:: Task goal ::
Every line that contains the word "into" should be copied from the records below.

----------------

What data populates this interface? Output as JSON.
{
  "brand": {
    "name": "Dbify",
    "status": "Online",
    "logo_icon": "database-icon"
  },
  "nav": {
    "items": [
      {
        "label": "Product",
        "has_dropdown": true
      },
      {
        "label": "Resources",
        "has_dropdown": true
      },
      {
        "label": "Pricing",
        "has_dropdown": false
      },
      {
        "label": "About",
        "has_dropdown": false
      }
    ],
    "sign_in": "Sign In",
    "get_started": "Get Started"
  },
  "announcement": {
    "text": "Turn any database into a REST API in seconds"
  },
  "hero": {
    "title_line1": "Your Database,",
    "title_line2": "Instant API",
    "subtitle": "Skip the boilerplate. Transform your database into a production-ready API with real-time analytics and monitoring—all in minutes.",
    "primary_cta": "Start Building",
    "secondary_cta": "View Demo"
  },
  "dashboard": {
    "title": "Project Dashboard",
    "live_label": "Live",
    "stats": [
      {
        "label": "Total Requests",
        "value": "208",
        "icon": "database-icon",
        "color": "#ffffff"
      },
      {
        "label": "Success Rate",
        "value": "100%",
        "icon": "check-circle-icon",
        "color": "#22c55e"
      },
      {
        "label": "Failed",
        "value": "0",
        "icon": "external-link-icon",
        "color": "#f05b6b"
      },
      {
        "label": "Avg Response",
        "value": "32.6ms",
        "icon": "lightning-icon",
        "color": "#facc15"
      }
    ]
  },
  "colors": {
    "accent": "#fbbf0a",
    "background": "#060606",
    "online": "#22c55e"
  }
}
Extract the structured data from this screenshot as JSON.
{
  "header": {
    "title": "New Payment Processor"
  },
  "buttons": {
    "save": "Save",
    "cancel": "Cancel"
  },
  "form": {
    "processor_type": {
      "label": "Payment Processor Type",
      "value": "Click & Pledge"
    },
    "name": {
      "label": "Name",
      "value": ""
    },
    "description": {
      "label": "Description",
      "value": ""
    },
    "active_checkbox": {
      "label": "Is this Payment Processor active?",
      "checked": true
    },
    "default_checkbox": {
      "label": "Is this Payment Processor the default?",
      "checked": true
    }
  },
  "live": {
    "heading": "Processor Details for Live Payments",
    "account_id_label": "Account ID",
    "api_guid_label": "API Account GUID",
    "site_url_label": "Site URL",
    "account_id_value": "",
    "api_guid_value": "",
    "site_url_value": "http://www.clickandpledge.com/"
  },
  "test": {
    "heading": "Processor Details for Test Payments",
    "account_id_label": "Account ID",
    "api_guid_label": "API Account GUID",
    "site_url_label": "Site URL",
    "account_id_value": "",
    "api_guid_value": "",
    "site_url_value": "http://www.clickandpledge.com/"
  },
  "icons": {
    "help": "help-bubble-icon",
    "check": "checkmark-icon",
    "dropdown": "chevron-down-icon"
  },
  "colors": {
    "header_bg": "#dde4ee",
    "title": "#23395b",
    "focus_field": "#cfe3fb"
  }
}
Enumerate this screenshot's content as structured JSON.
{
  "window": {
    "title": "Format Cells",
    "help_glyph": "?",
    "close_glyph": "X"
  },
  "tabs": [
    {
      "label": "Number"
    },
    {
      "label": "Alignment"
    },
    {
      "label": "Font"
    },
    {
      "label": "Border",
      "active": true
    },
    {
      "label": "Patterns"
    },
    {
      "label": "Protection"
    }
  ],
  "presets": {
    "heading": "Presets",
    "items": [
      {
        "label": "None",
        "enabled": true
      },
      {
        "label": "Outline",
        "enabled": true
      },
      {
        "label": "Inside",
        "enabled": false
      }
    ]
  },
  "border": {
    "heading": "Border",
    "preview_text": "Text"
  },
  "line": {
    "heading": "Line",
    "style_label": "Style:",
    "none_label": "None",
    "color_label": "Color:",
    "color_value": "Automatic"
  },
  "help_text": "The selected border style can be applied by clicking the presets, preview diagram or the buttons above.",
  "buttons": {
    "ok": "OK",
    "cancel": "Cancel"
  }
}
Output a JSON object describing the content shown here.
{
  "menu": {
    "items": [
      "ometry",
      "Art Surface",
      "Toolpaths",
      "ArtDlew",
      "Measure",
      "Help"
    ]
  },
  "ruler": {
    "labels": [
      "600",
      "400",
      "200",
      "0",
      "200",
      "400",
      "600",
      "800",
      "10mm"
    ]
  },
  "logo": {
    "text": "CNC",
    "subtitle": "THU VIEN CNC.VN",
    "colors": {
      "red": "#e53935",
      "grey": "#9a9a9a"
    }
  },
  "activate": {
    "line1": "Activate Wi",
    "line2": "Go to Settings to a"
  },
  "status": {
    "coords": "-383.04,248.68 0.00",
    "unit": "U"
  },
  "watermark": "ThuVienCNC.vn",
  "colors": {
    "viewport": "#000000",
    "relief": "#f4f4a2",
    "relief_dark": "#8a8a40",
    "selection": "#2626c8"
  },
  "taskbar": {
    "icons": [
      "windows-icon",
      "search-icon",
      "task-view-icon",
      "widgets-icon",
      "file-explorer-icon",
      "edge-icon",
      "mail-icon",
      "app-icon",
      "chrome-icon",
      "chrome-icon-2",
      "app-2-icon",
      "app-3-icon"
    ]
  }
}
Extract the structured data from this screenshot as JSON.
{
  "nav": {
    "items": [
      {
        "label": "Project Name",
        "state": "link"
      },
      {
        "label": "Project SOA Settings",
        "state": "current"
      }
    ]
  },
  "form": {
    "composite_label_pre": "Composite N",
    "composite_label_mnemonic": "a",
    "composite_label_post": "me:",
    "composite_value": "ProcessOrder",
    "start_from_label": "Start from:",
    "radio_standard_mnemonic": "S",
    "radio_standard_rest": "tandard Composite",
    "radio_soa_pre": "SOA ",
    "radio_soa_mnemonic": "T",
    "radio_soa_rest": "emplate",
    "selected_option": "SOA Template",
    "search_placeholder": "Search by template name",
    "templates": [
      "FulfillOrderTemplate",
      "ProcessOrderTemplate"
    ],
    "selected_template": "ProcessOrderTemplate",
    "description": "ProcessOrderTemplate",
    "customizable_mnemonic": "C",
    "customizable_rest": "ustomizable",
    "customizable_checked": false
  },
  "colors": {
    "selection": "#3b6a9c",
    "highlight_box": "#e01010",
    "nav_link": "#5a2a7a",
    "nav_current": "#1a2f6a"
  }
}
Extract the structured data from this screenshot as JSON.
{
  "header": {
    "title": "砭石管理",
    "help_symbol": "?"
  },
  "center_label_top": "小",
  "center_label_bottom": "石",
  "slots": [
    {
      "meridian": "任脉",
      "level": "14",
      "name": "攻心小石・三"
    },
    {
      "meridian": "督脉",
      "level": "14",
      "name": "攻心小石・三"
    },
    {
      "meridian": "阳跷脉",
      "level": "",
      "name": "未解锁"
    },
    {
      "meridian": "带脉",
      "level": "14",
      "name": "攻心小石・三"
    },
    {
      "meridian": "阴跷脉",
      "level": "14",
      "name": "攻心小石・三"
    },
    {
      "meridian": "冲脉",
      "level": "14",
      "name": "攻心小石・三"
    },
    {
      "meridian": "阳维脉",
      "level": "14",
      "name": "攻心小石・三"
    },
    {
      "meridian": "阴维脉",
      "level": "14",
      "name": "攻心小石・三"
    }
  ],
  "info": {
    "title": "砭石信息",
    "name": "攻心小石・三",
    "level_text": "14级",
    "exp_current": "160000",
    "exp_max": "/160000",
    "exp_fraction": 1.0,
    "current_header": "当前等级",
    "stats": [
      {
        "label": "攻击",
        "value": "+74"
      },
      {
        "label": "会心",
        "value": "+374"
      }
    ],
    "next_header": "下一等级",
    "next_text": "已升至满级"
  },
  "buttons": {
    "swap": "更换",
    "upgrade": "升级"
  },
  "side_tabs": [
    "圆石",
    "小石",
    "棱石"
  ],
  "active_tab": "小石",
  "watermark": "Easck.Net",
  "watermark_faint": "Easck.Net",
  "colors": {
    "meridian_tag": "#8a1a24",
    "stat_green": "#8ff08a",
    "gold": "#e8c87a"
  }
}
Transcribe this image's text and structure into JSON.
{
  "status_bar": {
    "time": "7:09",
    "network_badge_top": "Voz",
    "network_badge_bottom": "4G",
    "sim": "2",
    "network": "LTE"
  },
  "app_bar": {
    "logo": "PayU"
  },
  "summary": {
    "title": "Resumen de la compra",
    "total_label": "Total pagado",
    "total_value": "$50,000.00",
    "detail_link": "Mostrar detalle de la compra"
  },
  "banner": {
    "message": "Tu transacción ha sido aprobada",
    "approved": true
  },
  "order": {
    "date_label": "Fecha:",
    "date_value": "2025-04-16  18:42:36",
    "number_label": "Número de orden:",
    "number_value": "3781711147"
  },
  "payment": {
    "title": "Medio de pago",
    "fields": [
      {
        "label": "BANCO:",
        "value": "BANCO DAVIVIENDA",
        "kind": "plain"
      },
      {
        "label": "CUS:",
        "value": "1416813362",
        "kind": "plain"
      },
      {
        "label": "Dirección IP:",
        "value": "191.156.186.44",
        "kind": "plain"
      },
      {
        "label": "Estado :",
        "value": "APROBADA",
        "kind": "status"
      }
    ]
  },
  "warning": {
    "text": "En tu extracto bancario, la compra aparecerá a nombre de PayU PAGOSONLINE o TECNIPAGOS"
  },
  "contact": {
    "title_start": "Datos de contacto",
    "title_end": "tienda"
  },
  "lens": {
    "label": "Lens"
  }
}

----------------

:: Output for this exercise ::
    "text": "Turn any database into a REST API in seconds"
    "subtitle": "Skip the boilerplate. Transform your database into a production-ready API with real-time analytics and monitoring—all in minutes.",
Transcribe this image's text and structure into JSON.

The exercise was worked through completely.